* [BRIEF]: Go through the listing below and show each line that has the word "Stack".

********************

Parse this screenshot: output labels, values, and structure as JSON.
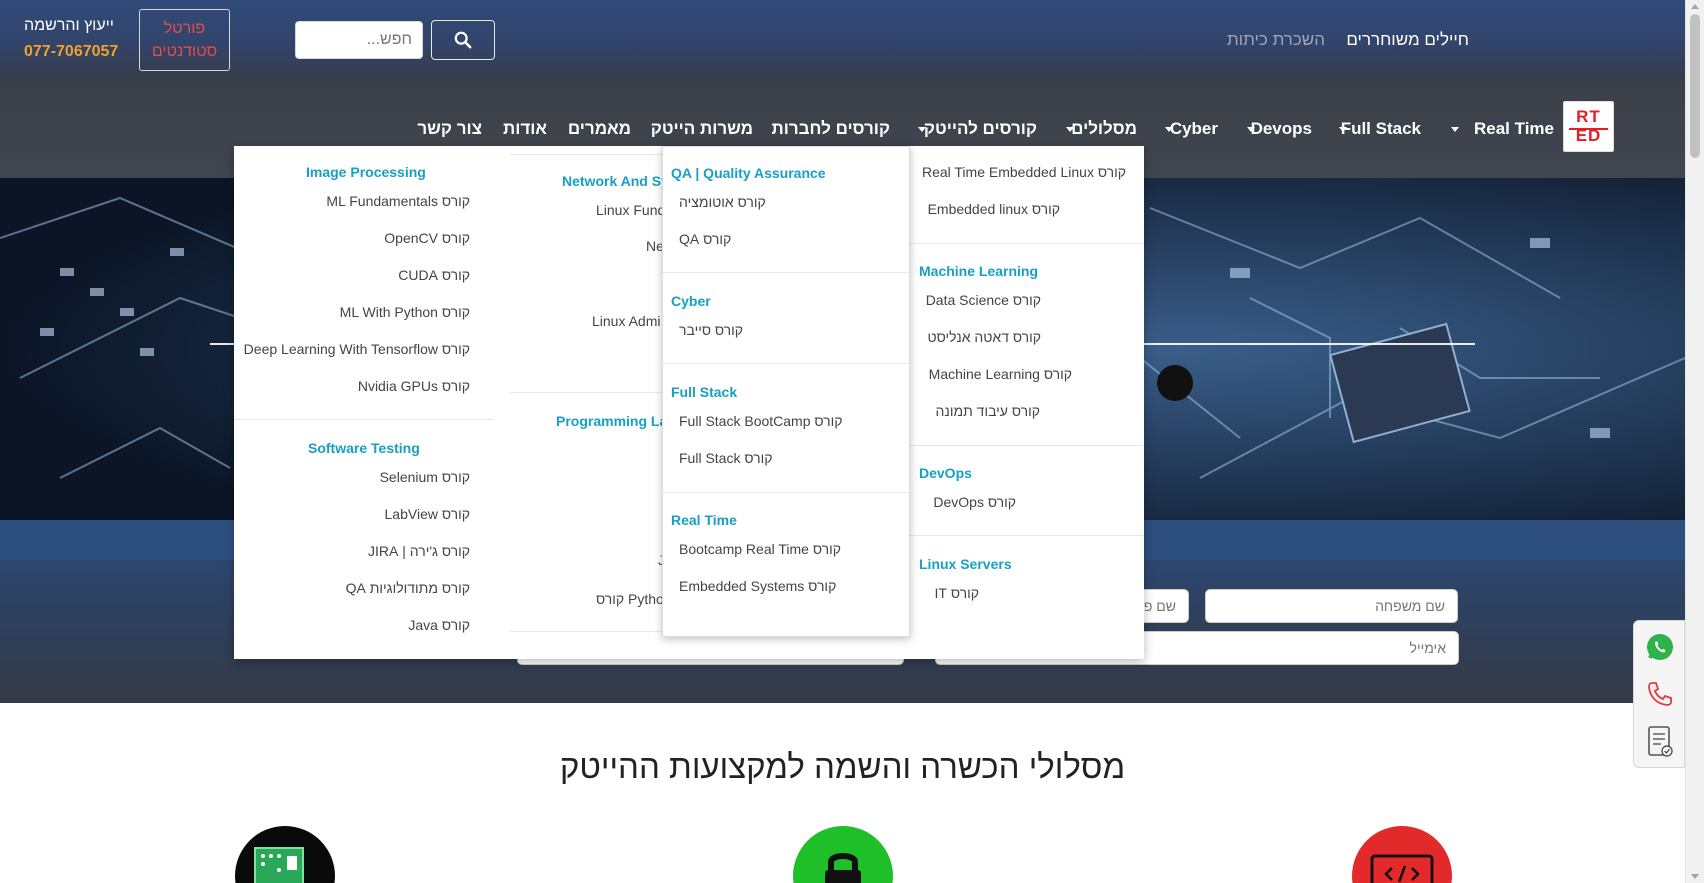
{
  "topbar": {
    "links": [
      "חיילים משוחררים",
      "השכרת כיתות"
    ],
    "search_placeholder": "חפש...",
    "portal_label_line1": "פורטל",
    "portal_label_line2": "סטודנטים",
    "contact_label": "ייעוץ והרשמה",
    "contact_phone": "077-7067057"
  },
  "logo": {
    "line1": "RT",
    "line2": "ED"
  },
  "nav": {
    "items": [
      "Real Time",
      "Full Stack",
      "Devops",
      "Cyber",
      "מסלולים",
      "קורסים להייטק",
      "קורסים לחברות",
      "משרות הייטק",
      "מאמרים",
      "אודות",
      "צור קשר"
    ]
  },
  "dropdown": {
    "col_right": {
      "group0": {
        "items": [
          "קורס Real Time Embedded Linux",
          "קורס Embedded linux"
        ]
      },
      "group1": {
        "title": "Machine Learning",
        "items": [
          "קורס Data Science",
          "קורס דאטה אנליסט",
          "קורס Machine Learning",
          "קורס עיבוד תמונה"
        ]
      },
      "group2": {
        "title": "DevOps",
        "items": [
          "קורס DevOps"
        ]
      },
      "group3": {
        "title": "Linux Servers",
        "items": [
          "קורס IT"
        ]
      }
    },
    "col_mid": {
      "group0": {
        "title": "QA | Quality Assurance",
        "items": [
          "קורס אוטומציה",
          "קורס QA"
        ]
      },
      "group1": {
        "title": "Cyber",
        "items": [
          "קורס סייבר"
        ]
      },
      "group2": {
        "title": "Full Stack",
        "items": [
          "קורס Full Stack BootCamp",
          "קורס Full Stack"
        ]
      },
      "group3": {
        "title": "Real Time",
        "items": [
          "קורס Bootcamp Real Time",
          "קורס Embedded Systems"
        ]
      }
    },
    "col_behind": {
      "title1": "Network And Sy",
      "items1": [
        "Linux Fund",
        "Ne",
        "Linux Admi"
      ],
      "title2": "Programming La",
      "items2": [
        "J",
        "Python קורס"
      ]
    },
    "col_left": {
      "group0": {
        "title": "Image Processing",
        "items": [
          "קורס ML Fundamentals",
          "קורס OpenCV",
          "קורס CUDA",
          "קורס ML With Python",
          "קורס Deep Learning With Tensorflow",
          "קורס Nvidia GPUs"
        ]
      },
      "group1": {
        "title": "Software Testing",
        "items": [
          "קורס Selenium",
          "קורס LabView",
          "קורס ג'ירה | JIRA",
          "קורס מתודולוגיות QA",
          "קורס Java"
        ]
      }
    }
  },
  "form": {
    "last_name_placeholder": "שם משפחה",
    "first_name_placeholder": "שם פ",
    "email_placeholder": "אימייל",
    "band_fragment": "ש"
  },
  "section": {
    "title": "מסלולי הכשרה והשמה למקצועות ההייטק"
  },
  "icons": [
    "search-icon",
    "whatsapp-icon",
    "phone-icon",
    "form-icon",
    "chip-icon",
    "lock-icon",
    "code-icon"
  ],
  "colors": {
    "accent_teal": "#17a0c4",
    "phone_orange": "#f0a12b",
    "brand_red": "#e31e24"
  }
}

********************

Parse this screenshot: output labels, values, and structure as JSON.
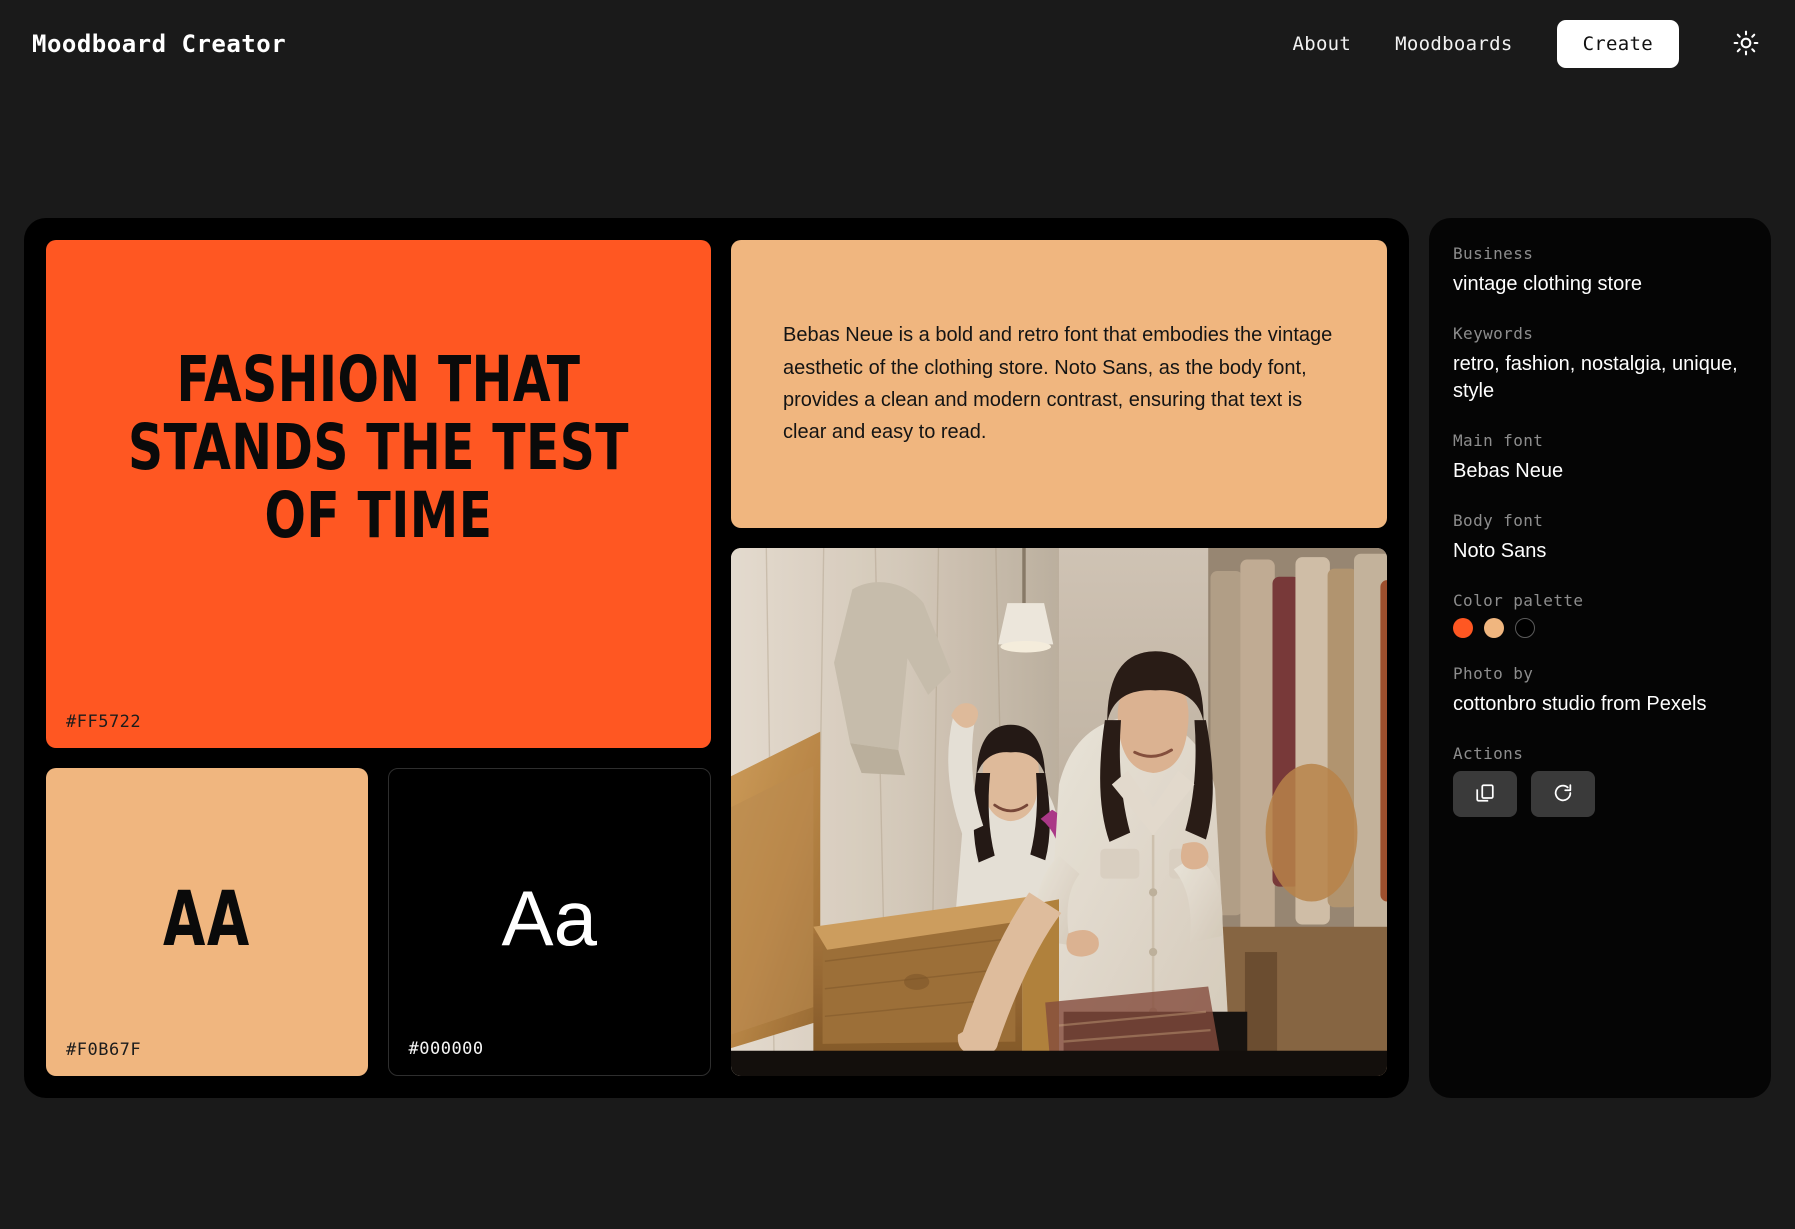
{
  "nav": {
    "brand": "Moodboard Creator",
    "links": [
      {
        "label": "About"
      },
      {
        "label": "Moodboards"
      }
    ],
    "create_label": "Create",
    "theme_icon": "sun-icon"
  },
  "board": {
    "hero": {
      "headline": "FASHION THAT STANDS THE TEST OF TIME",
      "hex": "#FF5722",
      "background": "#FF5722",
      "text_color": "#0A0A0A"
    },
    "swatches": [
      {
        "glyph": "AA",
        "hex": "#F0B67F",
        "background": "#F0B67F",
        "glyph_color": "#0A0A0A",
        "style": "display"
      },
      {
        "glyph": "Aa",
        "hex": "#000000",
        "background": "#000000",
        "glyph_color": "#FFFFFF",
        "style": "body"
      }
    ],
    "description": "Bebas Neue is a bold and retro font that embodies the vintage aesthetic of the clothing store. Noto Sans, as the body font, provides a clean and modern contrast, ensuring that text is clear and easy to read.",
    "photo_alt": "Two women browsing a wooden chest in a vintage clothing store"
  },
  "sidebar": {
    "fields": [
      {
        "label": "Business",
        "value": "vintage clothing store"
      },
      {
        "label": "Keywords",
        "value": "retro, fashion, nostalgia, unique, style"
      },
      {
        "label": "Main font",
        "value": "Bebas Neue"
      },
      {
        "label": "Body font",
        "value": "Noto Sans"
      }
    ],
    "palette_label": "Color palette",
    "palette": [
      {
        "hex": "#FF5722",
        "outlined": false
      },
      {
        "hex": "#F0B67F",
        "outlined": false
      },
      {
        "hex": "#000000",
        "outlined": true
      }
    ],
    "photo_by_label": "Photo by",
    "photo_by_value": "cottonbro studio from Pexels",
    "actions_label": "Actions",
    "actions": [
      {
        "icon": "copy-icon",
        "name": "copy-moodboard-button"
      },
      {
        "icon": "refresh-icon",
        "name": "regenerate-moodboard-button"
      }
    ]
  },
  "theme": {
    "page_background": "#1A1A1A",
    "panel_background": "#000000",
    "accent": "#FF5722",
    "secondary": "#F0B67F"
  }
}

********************

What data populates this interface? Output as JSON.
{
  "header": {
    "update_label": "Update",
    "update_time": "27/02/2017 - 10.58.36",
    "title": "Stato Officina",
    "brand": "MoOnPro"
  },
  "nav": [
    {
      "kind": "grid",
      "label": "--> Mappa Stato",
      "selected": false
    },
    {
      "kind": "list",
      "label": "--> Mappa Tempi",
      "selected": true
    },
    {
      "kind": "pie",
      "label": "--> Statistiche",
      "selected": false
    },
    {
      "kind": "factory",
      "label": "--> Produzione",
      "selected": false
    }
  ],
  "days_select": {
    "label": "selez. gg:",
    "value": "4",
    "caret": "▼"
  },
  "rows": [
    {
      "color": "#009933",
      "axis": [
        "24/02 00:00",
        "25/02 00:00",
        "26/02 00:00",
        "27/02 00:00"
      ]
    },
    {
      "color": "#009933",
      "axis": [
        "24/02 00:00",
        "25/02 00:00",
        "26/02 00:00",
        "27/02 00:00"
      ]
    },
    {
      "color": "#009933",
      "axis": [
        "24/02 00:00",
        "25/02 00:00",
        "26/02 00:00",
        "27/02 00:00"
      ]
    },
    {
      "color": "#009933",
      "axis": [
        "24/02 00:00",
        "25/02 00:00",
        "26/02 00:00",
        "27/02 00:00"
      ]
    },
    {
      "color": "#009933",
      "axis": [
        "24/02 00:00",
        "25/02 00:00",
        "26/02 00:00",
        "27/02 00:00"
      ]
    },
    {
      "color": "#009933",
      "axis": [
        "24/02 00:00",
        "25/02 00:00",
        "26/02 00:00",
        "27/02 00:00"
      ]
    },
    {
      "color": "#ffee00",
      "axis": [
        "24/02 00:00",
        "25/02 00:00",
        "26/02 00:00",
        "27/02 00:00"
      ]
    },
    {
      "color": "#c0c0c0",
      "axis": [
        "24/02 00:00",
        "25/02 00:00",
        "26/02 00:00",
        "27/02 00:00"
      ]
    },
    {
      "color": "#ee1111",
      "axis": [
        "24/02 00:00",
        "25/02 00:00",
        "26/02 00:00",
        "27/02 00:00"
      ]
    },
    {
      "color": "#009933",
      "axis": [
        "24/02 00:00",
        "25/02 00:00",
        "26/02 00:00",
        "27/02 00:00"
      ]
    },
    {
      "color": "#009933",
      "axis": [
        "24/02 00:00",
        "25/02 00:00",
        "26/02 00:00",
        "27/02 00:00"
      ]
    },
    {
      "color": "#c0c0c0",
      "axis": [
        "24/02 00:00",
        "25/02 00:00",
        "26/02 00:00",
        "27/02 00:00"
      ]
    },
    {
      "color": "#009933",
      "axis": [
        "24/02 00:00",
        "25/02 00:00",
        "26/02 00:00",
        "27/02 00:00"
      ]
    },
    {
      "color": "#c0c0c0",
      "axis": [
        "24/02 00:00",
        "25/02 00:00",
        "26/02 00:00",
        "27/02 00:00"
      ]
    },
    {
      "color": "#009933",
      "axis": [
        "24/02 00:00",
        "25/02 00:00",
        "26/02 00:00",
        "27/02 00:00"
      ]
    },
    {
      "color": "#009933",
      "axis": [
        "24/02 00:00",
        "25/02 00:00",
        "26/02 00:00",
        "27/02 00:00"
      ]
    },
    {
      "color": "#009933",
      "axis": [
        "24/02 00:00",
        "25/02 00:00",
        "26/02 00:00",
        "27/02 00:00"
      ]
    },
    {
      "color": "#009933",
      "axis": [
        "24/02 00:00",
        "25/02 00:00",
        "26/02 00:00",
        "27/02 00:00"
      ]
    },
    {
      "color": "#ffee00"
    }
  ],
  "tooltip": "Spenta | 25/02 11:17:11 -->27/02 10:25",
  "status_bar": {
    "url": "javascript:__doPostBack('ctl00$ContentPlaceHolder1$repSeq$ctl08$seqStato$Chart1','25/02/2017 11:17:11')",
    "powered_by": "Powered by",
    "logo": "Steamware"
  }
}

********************

* [ANSWER SPACE]:
      "Full Stack",
        "title": "Full Stack",
          "קורס Full Stack BootCamp",
          "קורס Full Stack"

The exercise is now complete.